TASK REQUIREMENTS: Output the data below exactly, images excluded.

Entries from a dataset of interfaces
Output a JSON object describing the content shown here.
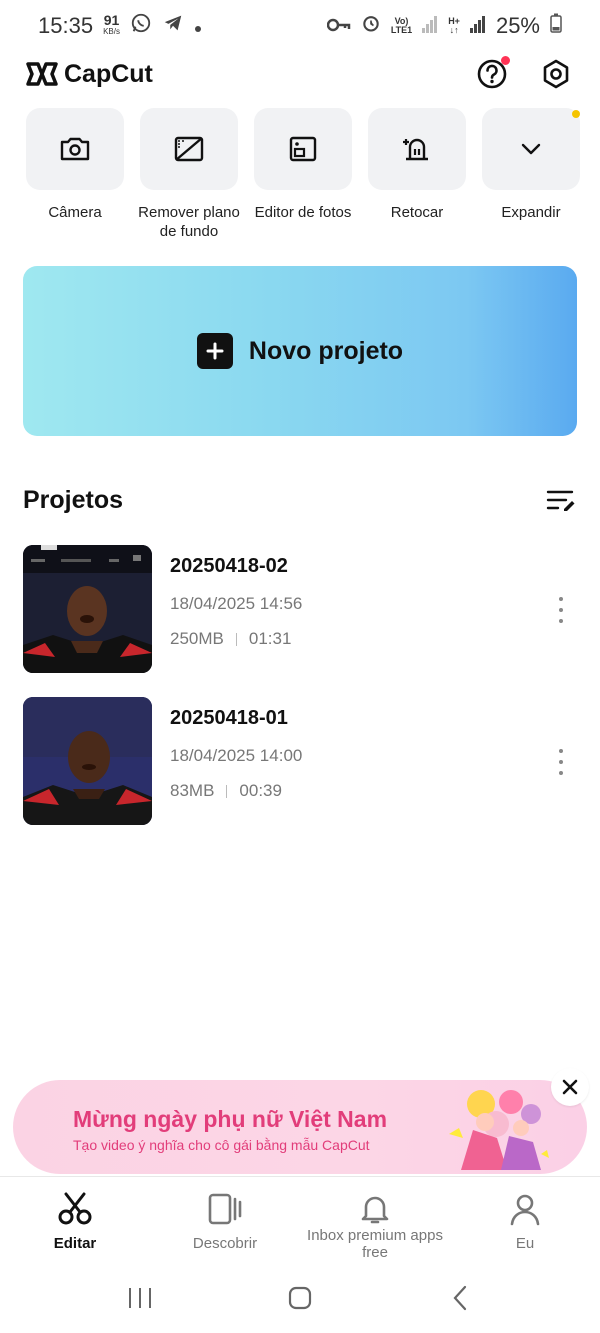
{
  "status_bar": {
    "time": "15:35",
    "speed_value": "91",
    "speed_unit": "KB/s",
    "network_top": "Vo)",
    "network_bottom": "LTE1",
    "network2_top": "H+",
    "battery": "25%"
  },
  "header": {
    "app_name": "CapCut"
  },
  "tools": [
    {
      "label": "Câmera",
      "icon": "camera-icon"
    },
    {
      "label": "Remover plano de fundo",
      "icon": "remove-background-icon"
    },
    {
      "label": "Editor de fotos",
      "icon": "photo-editor-icon"
    },
    {
      "label": "Retocar",
      "icon": "retouch-icon"
    },
    {
      "label": "Expandir",
      "icon": "chevron-down-icon"
    }
  ],
  "new_project": {
    "label": "Novo projeto"
  },
  "projects": {
    "title": "Projetos",
    "items": [
      {
        "name": "20250418-02",
        "date": "18/04/2025 14:56",
        "size": "250MB",
        "duration": "01:31"
      },
      {
        "name": "20250418-01",
        "date": "18/04/2025 14:00",
        "size": "83MB",
        "duration": "00:39"
      }
    ]
  },
  "banner": {
    "title": "Mừng ngày phụ nữ Việt Nam",
    "subtitle": "Tạo video ý nghĩa cho cô gái bằng mẫu CapCut"
  },
  "bottom_nav": [
    {
      "label": "Editar",
      "icon": "scissors-icon",
      "active": true
    },
    {
      "label": "Descobrir",
      "icon": "discover-icon",
      "active": false
    },
    {
      "label": "Inbox premium apps free",
      "icon": "bell-icon",
      "active": false
    },
    {
      "label": "Eu",
      "icon": "profile-icon",
      "active": false
    }
  ],
  "colors": {
    "banner_text": "#e23d7a",
    "notification_dot": "#ff3355",
    "expand_dot": "#f5c400"
  }
}
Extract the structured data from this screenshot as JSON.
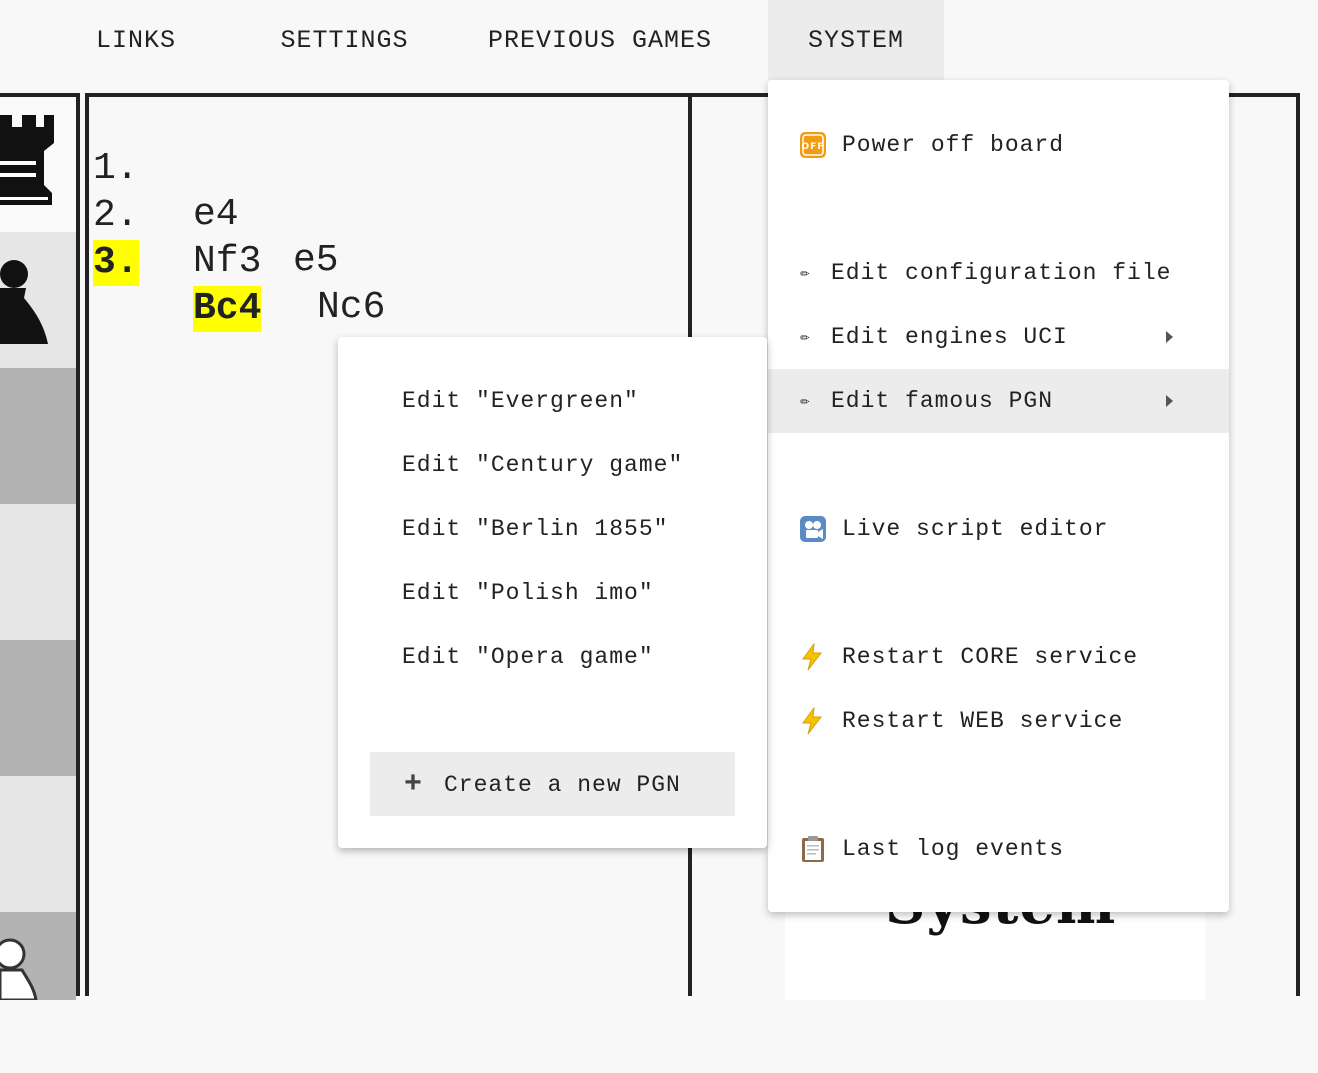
{
  "nav": {
    "links": "LINKS",
    "settings": "SETTINGS",
    "previous_games": "PREVIOUS GAMES",
    "system": "SYSTEM"
  },
  "moves": [
    {
      "num": "1.",
      "white": "e4",
      "black": "e5"
    },
    {
      "num": "2.",
      "white": "Nf3",
      "black": "Nc6"
    },
    {
      "num": "3.",
      "white": "Bc4",
      "black": ""
    }
  ],
  "highlight_color": "#ffff00",
  "system_menu": {
    "power_off": "Power off board",
    "edit_config": "Edit configuration file",
    "edit_engines": "Edit engines UCI",
    "edit_famous_pgn": "Edit famous PGN",
    "live_script": "Live script editor",
    "restart_core": "Restart CORE service",
    "restart_web": "Restart WEB service",
    "last_log": "Last log events",
    "icons": {
      "power_off": "power-off-icon",
      "edit": "pencil-icon",
      "live_script": "camera-icon",
      "restart": "lightning-icon",
      "log": "clipboard-icon"
    }
  },
  "pgn_submenu": {
    "items": [
      "Edit \"Evergreen\"",
      "Edit \"Century game\"",
      "Edit \"Berlin 1855\"",
      "Edit \"Polish imo\"",
      "Edit \"Opera game\""
    ],
    "create": "Create a new PGN"
  },
  "logo_text": "System"
}
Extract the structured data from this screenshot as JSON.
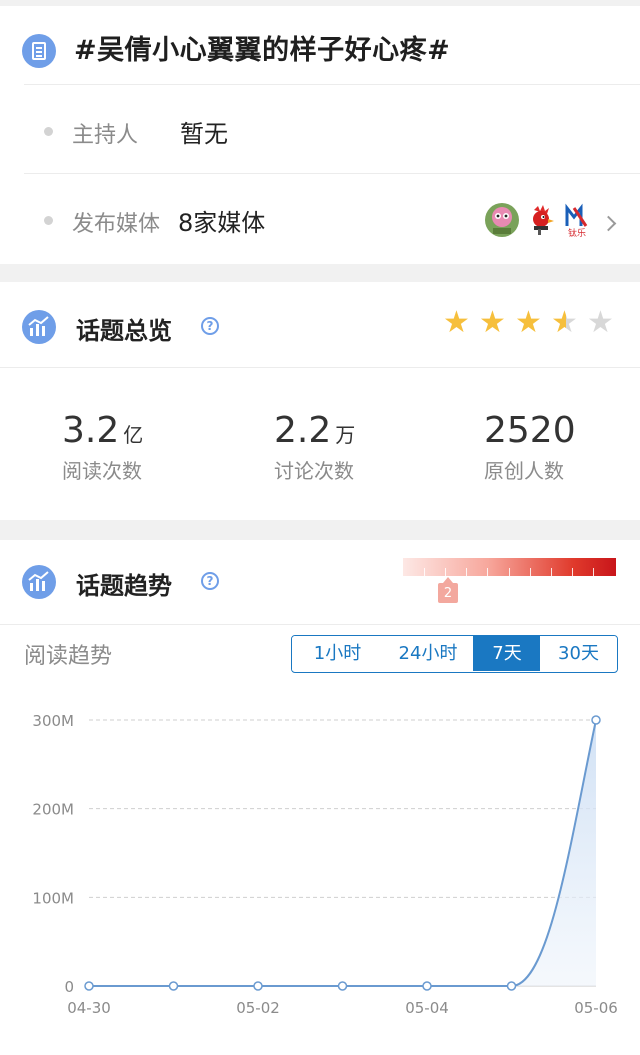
{
  "topic": {
    "title": "#吴倩小心翼翼的样子好心疼#",
    "host_label": "主持人",
    "host_value": "暂无",
    "media_label": "发布媒体",
    "media_value": "8家媒体",
    "media_badge_text": "钛乐"
  },
  "overview": {
    "title": "话题总览",
    "help": "?",
    "rating_stars": 3.5,
    "rating_max": 5,
    "stats": [
      {
        "value": "3.2",
        "unit": "亿",
        "label": "阅读次数"
      },
      {
        "value": "2.2",
        "unit": "万",
        "label": "讨论次数"
      },
      {
        "value": "2520",
        "unit": "",
        "label": "原创人数"
      }
    ]
  },
  "trend": {
    "title": "话题趋势",
    "help": "?",
    "heat_level": "2",
    "subtitle": "阅读趋势",
    "range_tabs": [
      {
        "label": "1小时",
        "active": false
      },
      {
        "label": "24小时",
        "active": false
      },
      {
        "label": "7天",
        "active": true
      },
      {
        "label": "30天",
        "active": false
      }
    ]
  },
  "colors": {
    "accent_blue": "#1a78c2",
    "icon_blue": "#6f9ee8",
    "star_gold": "#f6bf3c",
    "heat_red": "#c8151a",
    "line_blue": "#6a9ad0"
  },
  "chart_data": {
    "type": "area",
    "title": "",
    "xlabel": "",
    "ylabel": "",
    "x": [
      "04-30",
      "05-01",
      "05-02",
      "05-03",
      "05-04",
      "05-05",
      "05-06"
    ],
    "x_tick_labels": [
      "04-30",
      "05-02",
      "05-04",
      "05-06"
    ],
    "y_tick_labels": [
      "0",
      "100M",
      "200M",
      "300M"
    ],
    "ylim": [
      0,
      300000000
    ],
    "series": [
      {
        "values": [
          0,
          0,
          0,
          0,
          0,
          0,
          300000000
        ]
      }
    ],
    "grid": true,
    "legend": "none"
  }
}
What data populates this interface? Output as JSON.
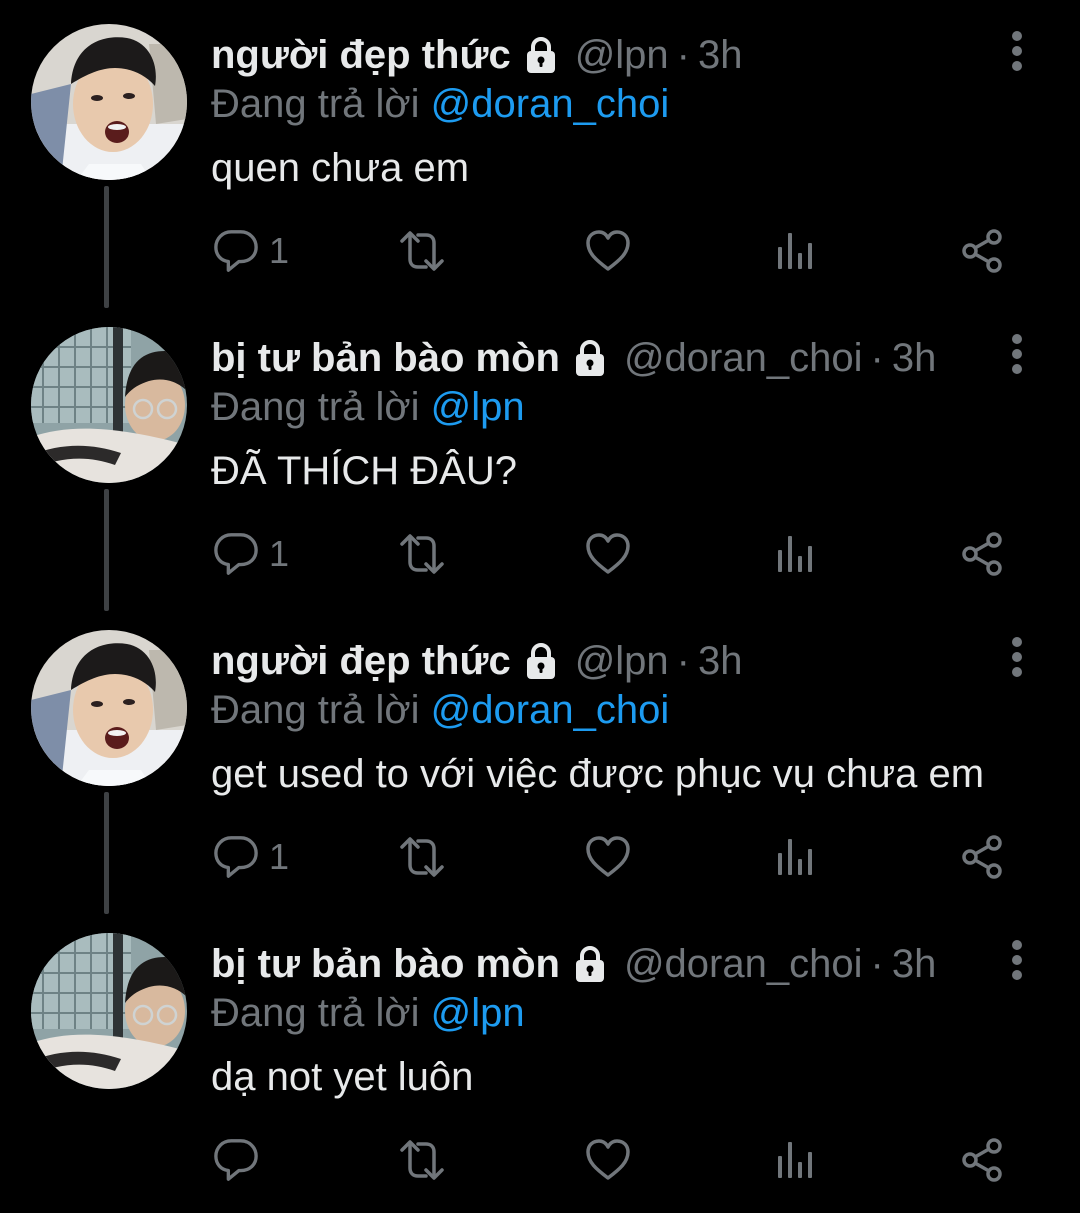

RESULT OF THIS EXERCISE:
Output a JSON object describing the content shown here.
{
  "status_bar": {
    "time": "15:35",
    "speed_value": "91",
    "speed_unit": "KB/s",
    "network_top": "Vo)",
    "network_bottom": "LTE1",
    "network2_top": "H+",
    "battery": "25%"
  },
  "header": {
    "app_name": "CapCut"
  },
  "tools": [
    {
      "label": "Câmera",
      "icon": "camera-icon"
    },
    {
      "label": "Remover plano de fundo",
      "icon": "remove-background-icon"
    },
    {
      "label": "Editor de fotos",
      "icon": "photo-editor-icon"
    },
    {
      "label": "Retocar",
      "icon": "retouch-icon"
    },
    {
      "label": "Expandir",
      "icon": "chevron-down-icon"
    }
  ],
  "new_project": {
    "label": "Novo projeto"
  },
  "projects": {
    "title": "Projetos",
    "items": [
      {
        "name": "20250418-02",
        "date": "18/04/2025 14:56",
        "size": "250MB",
        "duration": "01:31"
      },
      {
        "name": "20250418-01",
        "date": "18/04/2025 14:00",
        "size": "83MB",
        "duration": "00:39"
      }
    ]
  },
  "banner": {
    "title": "Mừng ngày phụ nữ Việt Nam",
    "subtitle": "Tạo video ý nghĩa cho cô gái bằng mẫu CapCut"
  },
  "bottom_nav": [
    {
      "label": "Editar",
      "icon": "scissors-icon",
      "active": true
    },
    {
      "label": "Descobrir",
      "icon": "discover-icon",
      "active": false
    },
    {
      "label": "Inbox premium apps free",
      "icon": "bell-icon",
      "active": false
    },
    {
      "label": "Eu",
      "icon": "profile-icon",
      "active": false
    }
  ],
  "colors": {
    "banner_text": "#e23d7a",
    "notification_dot": "#ff3355",
    "expand_dot": "#f5c400"
  }
}
Extract the structured data from this screenshot as JSON.
{
  "nav": {
    "links": "LINKS",
    "settings": "SETTINGS",
    "previous_games": "PREVIOUS GAMES",
    "system": "SYSTEM"
  },
  "moves": [
    {
      "num": "1.",
      "white": "e4",
      "black": "e5"
    },
    {
      "num": "2.",
      "white": "Nf3",
      "black": "Nc6"
    },
    {
      "num": "3.",
      "white": "Bc4",
      "black": ""
    }
  ],
  "highlight_color": "#ffff00",
  "system_menu": {
    "power_off": "Power off board",
    "edit_config": "Edit configuration file",
    "edit_engines": "Edit engines UCI",
    "edit_famous_pgn": "Edit famous PGN",
    "live_script": "Live script editor",
    "restart_core": "Restart CORE service",
    "restart_web": "Restart WEB service",
    "last_log": "Last log events",
    "icons": {
      "power_off": "power-off-icon",
      "edit": "pencil-icon",
      "live_script": "camera-icon",
      "restart": "lightning-icon",
      "log": "clipboard-icon"
    }
  },
  "pgn_submenu": {
    "items": [
      "Edit \"Evergreen\"",
      "Edit \"Century game\"",
      "Edit \"Berlin 1855\"",
      "Edit \"Polish imo\"",
      "Edit \"Opera game\""
    ],
    "create": "Create a new PGN"
  },
  "logo_text": "System"
}
Extract the structured data from this screenshot as JSON.
{
  "topic": {
    "title": "#吴倩小心翼翼的样子好心疼#",
    "host_label": "主持人",
    "host_value": "暂无",
    "media_label": "发布媒体",
    "media_value": "8家媒体",
    "media_badge_text": "钛乐"
  },
  "overview": {
    "title": "话题总览",
    "help": "?",
    "rating_stars": 3.5,
    "rating_max": 5,
    "stats": [
      {
        "value": "3.2",
        "unit": "亿",
        "label": "阅读次数"
      },
      {
        "value": "2.2",
        "unit": "万",
        "label": "讨论次数"
      },
      {
        "value": "2520",
        "unit": "",
        "label": "原创人数"
      }
    ]
  },
  "trend": {
    "title": "话题趋势",
    "help": "?",
    "heat_level": "2",
    "subtitle": "阅读趋势",
    "range_tabs": [
      {
        "label": "1小时",
        "active": false
      },
      {
        "label": "24小时",
        "active": false
      },
      {
        "label": "7天",
        "active": true
      },
      {
        "label": "30天",
        "active": false
      }
    ]
  },
  "colors": {
    "accent_blue": "#1a78c2",
    "icon_blue": "#6f9ee8",
    "star_gold": "#f6bf3c",
    "heat_red": "#c8151a",
    "line_blue": "#6a9ad0"
  },
  "chart_data": {
    "type": "area",
    "title": "",
    "xlabel": "",
    "ylabel": "",
    "x": [
      "04-30",
      "05-01",
      "05-02",
      "05-03",
      "05-04",
      "05-05",
      "05-06"
    ],
    "x_tick_labels": [
      "04-30",
      "05-02",
      "05-04",
      "05-06"
    ],
    "y_tick_labels": [
      "0",
      "100M",
      "200M",
      "300M"
    ],
    "ylim": [
      0,
      300000000
    ],
    "series": [
      {
        "values": [
          0,
          0,
          0,
          0,
          0,
          0,
          300000000
        ]
      }
    ],
    "grid": true,
    "legend": "none"
  }
}
What data populates this interface? Output as JSON.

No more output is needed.